* [WHAT IS REQUIRED] Omitting the pictures, print every line below exactly as it stands.

+++ TASK DATA

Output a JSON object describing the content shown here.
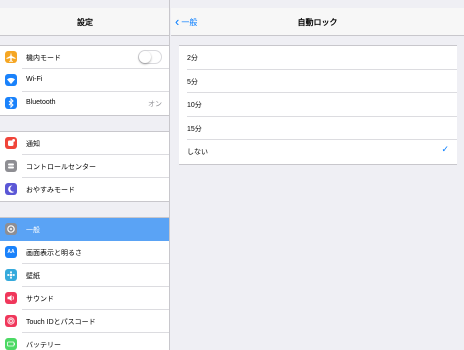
{
  "status_bar": {
    "device": "iPad",
    "wifi_icon": "wifi-icon"
  },
  "colors": {
    "accent": "#007aff",
    "selected_row": "#5aa3f5",
    "background": "#efeff4"
  },
  "master": {
    "title": "設定",
    "groups": [
      {
        "items": [
          {
            "label": "機内モード",
            "icon": "airplane-icon",
            "color": "#f5a623",
            "control": "toggle",
            "toggle_on": false
          },
          {
            "label": "Wi-Fi",
            "icon": "wifi-icon",
            "color": "#1a82fb"
          },
          {
            "label": "Bluetooth",
            "icon": "bluetooth-icon",
            "color": "#1a82fb",
            "value": "オン"
          }
        ]
      },
      {
        "items": [
          {
            "label": "通知",
            "icon": "notifications-icon",
            "color": "#f0453a"
          },
          {
            "label": "コントロールセンター",
            "icon": "control-center-icon",
            "color": "#8e8e93"
          },
          {
            "label": "おやすみモード",
            "icon": "moon-icon",
            "color": "#5b57d6"
          }
        ]
      },
      {
        "items": [
          {
            "label": "一般",
            "icon": "gear-icon",
            "color": "#8e8e93",
            "selected": true
          },
          {
            "label": "画面表示と明るさ",
            "icon": "display-brightness-icon",
            "color": "#1a82fb"
          },
          {
            "label": "壁紙",
            "icon": "wallpaper-icon",
            "color": "#35aadc"
          },
          {
            "label": "サウンド",
            "icon": "sound-icon",
            "color": "#f0375b"
          },
          {
            "label": "Touch IDとパスコード",
            "icon": "fingerprint-icon",
            "color": "#f0375b"
          },
          {
            "label": "バッテリー",
            "icon": "battery-icon",
            "color": "#4cd964"
          }
        ]
      }
    ]
  },
  "detail": {
    "back_label": "一般",
    "title": "自動ロック",
    "options": [
      {
        "label": "2分",
        "checked": false
      },
      {
        "label": "5分",
        "checked": false
      },
      {
        "label": "10分",
        "checked": false
      },
      {
        "label": "15分",
        "checked": false
      },
      {
        "label": "しない",
        "checked": true
      }
    ]
  }
}
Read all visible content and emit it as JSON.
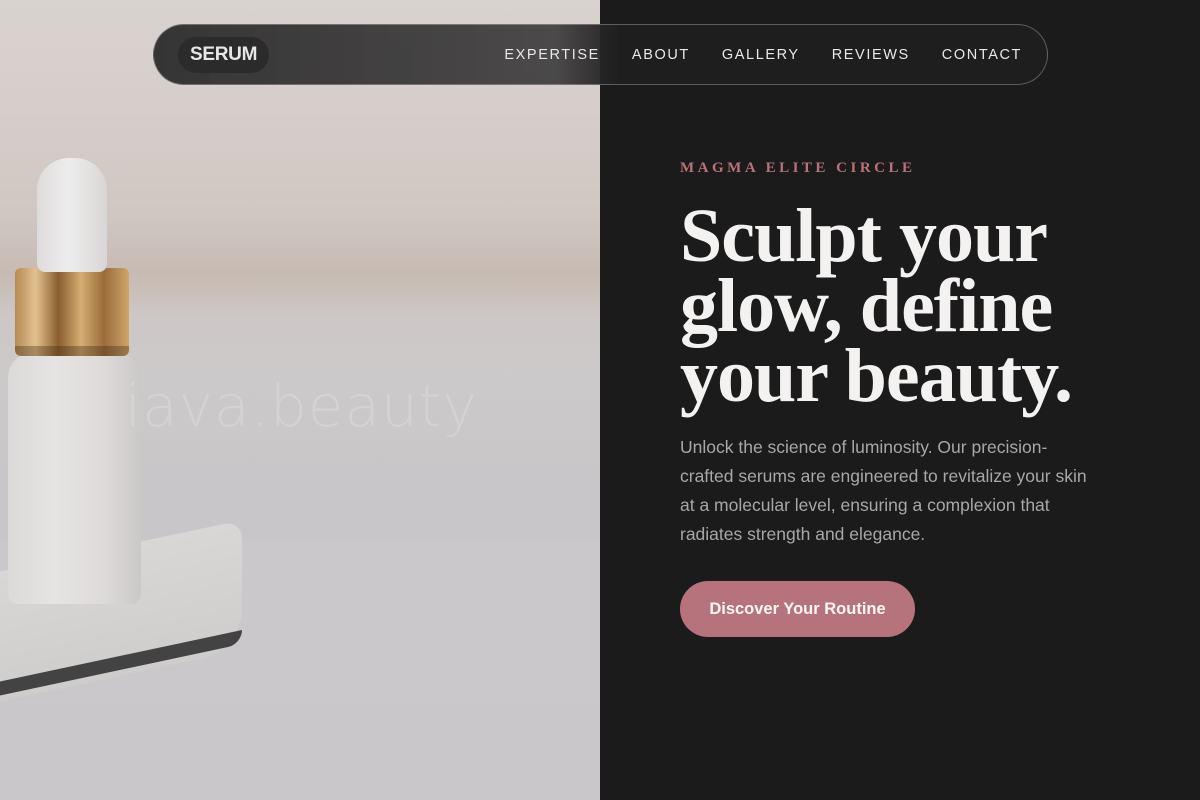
{
  "nav": {
    "brand": "SERUM",
    "items": [
      {
        "label": "EXPERTISE"
      },
      {
        "label": "ABOUT"
      },
      {
        "label": "GALLERY"
      },
      {
        "label": "REVIEWS"
      },
      {
        "label": "CONTACT"
      }
    ]
  },
  "hero": {
    "eyebrow": "MAGMA ELITE CIRCLE",
    "headline_lines": [
      "Sculpt your",
      "glow, define",
      "your beauty."
    ],
    "body": "Unlock the science of luminosity. Our precision-crafted serums are engineered to revitalize your skin at a molecular level, ensuring a complexion that radiates strength and elegance.",
    "cta_label": "Discover Your Routine"
  },
  "photo": {
    "watermark": "iava.beauty"
  },
  "colors": {
    "accent": "#b7737b",
    "background_dark": "#1c1b1c",
    "headline": "#f4f2f1",
    "body_text": "#a9a6a6"
  }
}
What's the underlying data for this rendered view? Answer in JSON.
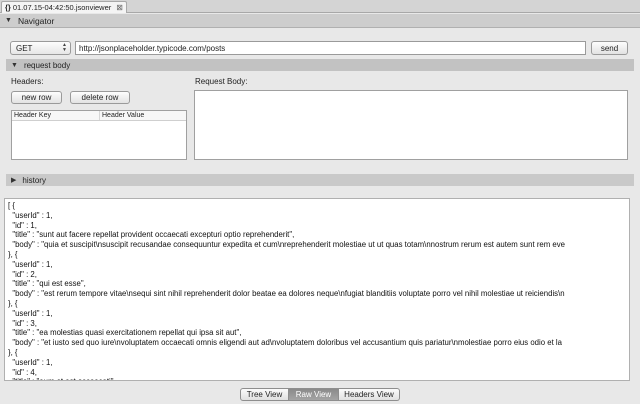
{
  "tab": {
    "icon": "json-braces-icon",
    "icon_glyph": "{}",
    "title": "01.07.15-04:42:50.jsonviewer",
    "close": "⊠"
  },
  "navigator": {
    "label": "Navigator"
  },
  "request": {
    "method": "GET",
    "url": "http://jsonplaceholder.typicode.com/posts",
    "send_label": "send",
    "section_label": "request body",
    "headers_label": "Headers:",
    "new_row_label": "new row",
    "delete_row_label": "delete row",
    "table_columns": [
      "Header Key",
      "Header Value"
    ],
    "body_label": "Request Body:"
  },
  "history": {
    "label": "history"
  },
  "raw_output": [
    "[ {",
    "  \"userId\" : 1,",
    "  \"id\" : 1,",
    "  \"title\" : \"sunt aut facere repellat provident occaecati excepturi optio reprehenderit\",",
    "  \"body\" : \"quia et suscipit\\nsuscipit recusandae consequuntur expedita et cum\\nreprehenderit molestiae ut ut quas totam\\nnostrum rerum est autem sunt rem eve",
    "}, {",
    "  \"userId\" : 1,",
    "  \"id\" : 2,",
    "  \"title\" : \"qui est esse\",",
    "  \"body\" : \"est rerum tempore vitae\\nsequi sint nihil reprehenderit dolor beatae ea dolores neque\\nfugiat blanditiis voluptate porro vel nihil molestiae ut reiciendis\\n",
    "}, {",
    "  \"userId\" : 1,",
    "  \"id\" : 3,",
    "  \"title\" : \"ea molestias quasi exercitationem repellat qui ipsa sit aut\",",
    "  \"body\" : \"et iusto sed quo iure\\nvoluptatem occaecati omnis eligendi aut ad\\nvoluptatem doloribus vel accusantium quis pariatur\\nmolestiae porro eius odio et la",
    "}, {",
    "  \"userId\" : 1,",
    "  \"id\" : 4,",
    "  \"title\" : \"eum et est occaecati\","
  ],
  "views": {
    "tree": "Tree View",
    "raw": "Raw View",
    "headers": "Headers View",
    "selected": "Raw View"
  }
}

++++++

* [PROBLEM SOLUTION]
Output a JSON object describing the content shown here.
{
  "status_bar": {
    "device": "iPad",
    "wifi_icon": "wifi-icon"
  },
  "colors": {
    "accent": "#007aff",
    "selected_row": "#5aa3f5",
    "background": "#efeff4"
  },
  "master": {
    "title": "設定",
    "groups": [
      {
        "items": [
          {
            "label": "機内モード",
            "icon": "airplane-icon",
            "color": "#f5a623",
            "control": "toggle",
            "toggle_on": false
          },
          {
            "label": "Wi-Fi",
            "icon": "wifi-icon",
            "color": "#1a82fb"
          },
          {
            "label": "Bluetooth",
            "icon": "bluetooth-icon",
            "color": "#1a82fb",
            "value": "オン"
          }
        ]
      },
      {
        "items": [
          {
            "label": "通知",
            "icon": "notifications-icon",
            "color": "#f0453a"
          },
          {
            "label": "コントロールセンター",
            "icon": "control-center-icon",
            "color": "#8e8e93"
          },
          {
            "label": "おやすみモード",
            "icon": "moon-icon",
            "color": "#5b57d6"
          }
        ]
      },
      {
        "items": [
          {
            "label": "一般",
            "icon": "gear-icon",
            "color": "#8e8e93",
            "selected": true
          },
          {
            "label": "画面表示と明るさ",
            "icon": "display-brightness-icon",
            "color": "#1a82fb"
          },
          {
            "label": "壁紙",
            "icon": "wallpaper-icon",
            "color": "#35aadc"
          },
          {
            "label": "サウンド",
            "icon": "sound-icon",
            "color": "#f0375b"
          },
          {
            "label": "Touch IDとパスコード",
            "icon": "fingerprint-icon",
            "color": "#f0375b"
          },
          {
            "label": "バッテリー",
            "icon": "battery-icon",
            "color": "#4cd964"
          }
        ]
      }
    ]
  },
  "detail": {
    "back_label": "一般",
    "title": "自動ロック",
    "options": [
      {
        "label": "2分",
        "checked": false
      },
      {
        "label": "5分",
        "checked": false
      },
      {
        "label": "10分",
        "checked": false
      },
      {
        "label": "15分",
        "checked": false
      },
      {
        "label": "しない",
        "checked": true
      }
    ]
  }
}
Read all visible content and emit it as JSON.
{
  "nav": {
    "brand": "SERUM",
    "items": [
      {
        "label": "EXPERTISE"
      },
      {
        "label": "ABOUT"
      },
      {
        "label": "GALLERY"
      },
      {
        "label": "REVIEWS"
      },
      {
        "label": "CONTACT"
      }
    ]
  },
  "hero": {
    "eyebrow": "MAGMA ELITE CIRCLE",
    "headline_lines": [
      "Sculpt your",
      "glow, define",
      "your beauty."
    ],
    "body": "Unlock the science of luminosity. Our precision-crafted serums are engineered to revitalize your skin at a molecular level, ensuring a complexion that radiates strength and elegance.",
    "cta_label": "Discover Your Routine"
  },
  "photo": {
    "watermark": "iava.beauty"
  },
  "colors": {
    "accent": "#b7737b",
    "background_dark": "#1c1b1c",
    "headline": "#f4f2f1",
    "body_text": "#a9a6a6"
  }
}
What's the underlying data for this rendered view? Answer in JSON.
{
  "tab": {
    "icon": "json-braces-icon",
    "icon_glyph": "{}",
    "title": "01.07.15-04:42:50.jsonviewer",
    "close": "⊠"
  },
  "navigator": {
    "label": "Navigator"
  },
  "request": {
    "method": "GET",
    "url": "http://jsonplaceholder.typicode.com/posts",
    "send_label": "send",
    "section_label": "request body",
    "headers_label": "Headers:",
    "new_row_label": "new row",
    "delete_row_label": "delete row",
    "table_columns": [
      "Header Key",
      "Header Value"
    ],
    "body_label": "Request Body:"
  },
  "history": {
    "label": "history"
  },
  "raw_output": [
    "[ {",
    "  \"userId\" : 1,",
    "  \"id\" : 1,",
    "  \"title\" : \"sunt aut facere repellat provident occaecati excepturi optio reprehenderit\",",
    "  \"body\" : \"quia et suscipit\\nsuscipit recusandae consequuntur expedita et cum\\nreprehenderit molestiae ut ut quas totam\\nnostrum rerum est autem sunt rem eve",
    "}, {",
    "  \"userId\" : 1,",
    "  \"id\" : 2,",
    "  \"title\" : \"qui est esse\",",
    "  \"body\" : \"est rerum tempore vitae\\nsequi sint nihil reprehenderit dolor beatae ea dolores neque\\nfugiat blanditiis voluptate porro vel nihil molestiae ut reiciendis\\n",
    "}, {",
    "  \"userId\" : 1,",
    "  \"id\" : 3,",
    "  \"title\" : \"ea molestias quasi exercitationem repellat qui ipsa sit aut\",",
    "  \"body\" : \"et iusto sed quo iure\\nvoluptatem occaecati omnis eligendi aut ad\\nvoluptatem doloribus vel accusantium quis pariatur\\nmolestiae porro eius odio et la",
    "}, {",
    "  \"userId\" : 1,",
    "  \"id\" : 4,",
    "  \"title\" : \"eum et est occaecati\","
  ],
  "views": {
    "tree": "Tree View",
    "raw": "Raw View",
    "headers": "Headers View",
    "selected": "Raw View"
  }
}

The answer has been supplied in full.